**Task statement**
Your task is to copy each line of the listing that contains the word "placeholder".
╭──
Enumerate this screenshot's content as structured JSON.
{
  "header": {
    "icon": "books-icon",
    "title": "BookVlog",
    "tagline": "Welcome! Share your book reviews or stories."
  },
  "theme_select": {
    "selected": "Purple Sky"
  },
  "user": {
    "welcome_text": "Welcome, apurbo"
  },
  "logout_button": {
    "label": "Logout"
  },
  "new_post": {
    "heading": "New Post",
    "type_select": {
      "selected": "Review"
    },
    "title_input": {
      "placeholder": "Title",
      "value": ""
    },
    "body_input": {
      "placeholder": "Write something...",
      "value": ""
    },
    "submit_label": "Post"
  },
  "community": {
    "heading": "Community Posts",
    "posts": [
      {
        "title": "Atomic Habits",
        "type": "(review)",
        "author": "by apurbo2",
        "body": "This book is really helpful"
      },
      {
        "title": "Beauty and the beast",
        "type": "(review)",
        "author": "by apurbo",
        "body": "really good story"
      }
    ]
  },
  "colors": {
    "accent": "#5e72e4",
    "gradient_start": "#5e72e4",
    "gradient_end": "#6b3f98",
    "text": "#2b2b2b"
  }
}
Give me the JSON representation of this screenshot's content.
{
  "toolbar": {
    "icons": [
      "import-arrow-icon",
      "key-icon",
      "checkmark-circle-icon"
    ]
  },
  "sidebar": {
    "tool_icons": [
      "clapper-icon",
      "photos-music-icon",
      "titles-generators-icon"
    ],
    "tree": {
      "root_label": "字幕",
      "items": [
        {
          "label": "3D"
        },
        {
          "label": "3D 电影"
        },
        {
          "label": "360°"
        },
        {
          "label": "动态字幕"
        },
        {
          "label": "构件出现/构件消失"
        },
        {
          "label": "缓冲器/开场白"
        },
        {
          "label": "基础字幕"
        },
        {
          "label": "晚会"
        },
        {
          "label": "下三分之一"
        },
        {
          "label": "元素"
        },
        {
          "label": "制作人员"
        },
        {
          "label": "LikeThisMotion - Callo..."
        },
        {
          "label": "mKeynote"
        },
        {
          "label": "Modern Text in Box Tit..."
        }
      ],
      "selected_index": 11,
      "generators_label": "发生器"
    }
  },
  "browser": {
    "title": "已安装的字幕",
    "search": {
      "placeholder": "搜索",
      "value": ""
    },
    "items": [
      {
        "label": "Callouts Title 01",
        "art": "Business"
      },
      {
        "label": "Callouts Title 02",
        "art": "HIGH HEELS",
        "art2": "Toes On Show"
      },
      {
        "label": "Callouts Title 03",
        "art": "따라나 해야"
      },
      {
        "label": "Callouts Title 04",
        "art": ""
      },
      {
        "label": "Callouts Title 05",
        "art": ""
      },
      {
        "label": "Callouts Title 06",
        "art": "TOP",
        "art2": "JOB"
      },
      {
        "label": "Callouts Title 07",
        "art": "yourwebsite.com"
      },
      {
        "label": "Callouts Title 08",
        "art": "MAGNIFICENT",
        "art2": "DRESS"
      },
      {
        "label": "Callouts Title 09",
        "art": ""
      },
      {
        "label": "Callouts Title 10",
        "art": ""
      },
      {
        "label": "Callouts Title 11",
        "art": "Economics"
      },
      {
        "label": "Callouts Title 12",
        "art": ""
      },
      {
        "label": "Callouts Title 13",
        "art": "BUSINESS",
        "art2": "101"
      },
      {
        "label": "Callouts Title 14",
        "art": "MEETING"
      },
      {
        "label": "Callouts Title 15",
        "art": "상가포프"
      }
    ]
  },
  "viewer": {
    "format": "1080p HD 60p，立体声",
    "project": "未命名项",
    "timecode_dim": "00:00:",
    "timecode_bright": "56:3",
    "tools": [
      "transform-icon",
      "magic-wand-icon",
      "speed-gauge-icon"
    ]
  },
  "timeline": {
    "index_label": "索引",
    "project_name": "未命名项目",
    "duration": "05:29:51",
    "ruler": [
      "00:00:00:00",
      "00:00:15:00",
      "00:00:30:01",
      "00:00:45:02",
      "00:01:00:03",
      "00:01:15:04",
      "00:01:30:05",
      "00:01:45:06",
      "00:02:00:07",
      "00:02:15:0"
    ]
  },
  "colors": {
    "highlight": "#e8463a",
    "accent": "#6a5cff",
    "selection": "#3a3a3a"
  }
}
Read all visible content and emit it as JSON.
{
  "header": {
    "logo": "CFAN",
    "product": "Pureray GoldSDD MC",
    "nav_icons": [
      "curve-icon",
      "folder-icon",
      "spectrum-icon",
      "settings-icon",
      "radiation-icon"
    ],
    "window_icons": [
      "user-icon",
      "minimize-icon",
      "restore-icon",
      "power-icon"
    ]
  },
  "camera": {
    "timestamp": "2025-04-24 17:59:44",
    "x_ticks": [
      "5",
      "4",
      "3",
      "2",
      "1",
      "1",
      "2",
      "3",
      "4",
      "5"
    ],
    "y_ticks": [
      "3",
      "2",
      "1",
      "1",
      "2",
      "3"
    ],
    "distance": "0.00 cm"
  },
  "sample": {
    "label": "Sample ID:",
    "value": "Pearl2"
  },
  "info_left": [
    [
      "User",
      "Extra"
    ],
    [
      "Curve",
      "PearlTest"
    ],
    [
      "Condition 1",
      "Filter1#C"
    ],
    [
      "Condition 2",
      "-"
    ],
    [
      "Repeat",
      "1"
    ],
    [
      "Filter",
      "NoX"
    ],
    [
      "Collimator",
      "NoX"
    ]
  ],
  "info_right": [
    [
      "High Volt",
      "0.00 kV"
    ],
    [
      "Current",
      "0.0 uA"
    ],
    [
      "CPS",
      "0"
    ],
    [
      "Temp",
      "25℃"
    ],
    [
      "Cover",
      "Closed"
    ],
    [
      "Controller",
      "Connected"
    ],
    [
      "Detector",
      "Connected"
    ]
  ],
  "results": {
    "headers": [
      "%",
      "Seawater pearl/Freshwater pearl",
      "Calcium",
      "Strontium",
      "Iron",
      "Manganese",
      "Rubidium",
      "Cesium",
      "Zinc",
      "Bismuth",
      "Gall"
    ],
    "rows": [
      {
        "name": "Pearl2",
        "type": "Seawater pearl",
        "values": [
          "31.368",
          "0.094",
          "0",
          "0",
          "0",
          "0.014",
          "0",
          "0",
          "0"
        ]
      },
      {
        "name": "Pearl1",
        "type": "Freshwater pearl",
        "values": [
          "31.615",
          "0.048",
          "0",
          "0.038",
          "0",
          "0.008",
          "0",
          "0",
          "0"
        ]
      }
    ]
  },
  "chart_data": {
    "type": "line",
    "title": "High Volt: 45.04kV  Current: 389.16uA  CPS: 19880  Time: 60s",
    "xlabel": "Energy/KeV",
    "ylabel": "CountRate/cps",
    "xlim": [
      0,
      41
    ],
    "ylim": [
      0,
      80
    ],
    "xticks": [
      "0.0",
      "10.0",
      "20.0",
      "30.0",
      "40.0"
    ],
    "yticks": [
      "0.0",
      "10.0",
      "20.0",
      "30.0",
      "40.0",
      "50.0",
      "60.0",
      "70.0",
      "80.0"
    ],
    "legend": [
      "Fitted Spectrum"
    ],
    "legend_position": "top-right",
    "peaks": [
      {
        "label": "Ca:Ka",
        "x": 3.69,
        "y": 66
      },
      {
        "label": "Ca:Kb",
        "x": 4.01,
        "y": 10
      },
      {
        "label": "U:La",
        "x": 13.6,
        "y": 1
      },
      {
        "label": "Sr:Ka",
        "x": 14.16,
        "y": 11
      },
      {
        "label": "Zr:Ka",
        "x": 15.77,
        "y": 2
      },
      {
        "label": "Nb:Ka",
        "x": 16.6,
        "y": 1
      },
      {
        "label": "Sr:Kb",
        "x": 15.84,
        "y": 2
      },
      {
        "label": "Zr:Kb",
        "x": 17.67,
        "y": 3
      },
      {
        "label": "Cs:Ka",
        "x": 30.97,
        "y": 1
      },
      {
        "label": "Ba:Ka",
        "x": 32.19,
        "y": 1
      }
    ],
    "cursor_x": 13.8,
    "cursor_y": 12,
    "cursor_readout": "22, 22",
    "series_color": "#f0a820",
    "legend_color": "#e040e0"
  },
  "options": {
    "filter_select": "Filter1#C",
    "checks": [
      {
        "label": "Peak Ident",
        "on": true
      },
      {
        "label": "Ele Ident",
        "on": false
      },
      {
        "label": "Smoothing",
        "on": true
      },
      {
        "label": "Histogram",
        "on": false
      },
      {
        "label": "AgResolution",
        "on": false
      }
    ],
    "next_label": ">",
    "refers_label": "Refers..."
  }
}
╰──
**Solved problem**
      "placeholder": "Title",
      "placeholder": "Write something...",
      "placeholder": "搜索",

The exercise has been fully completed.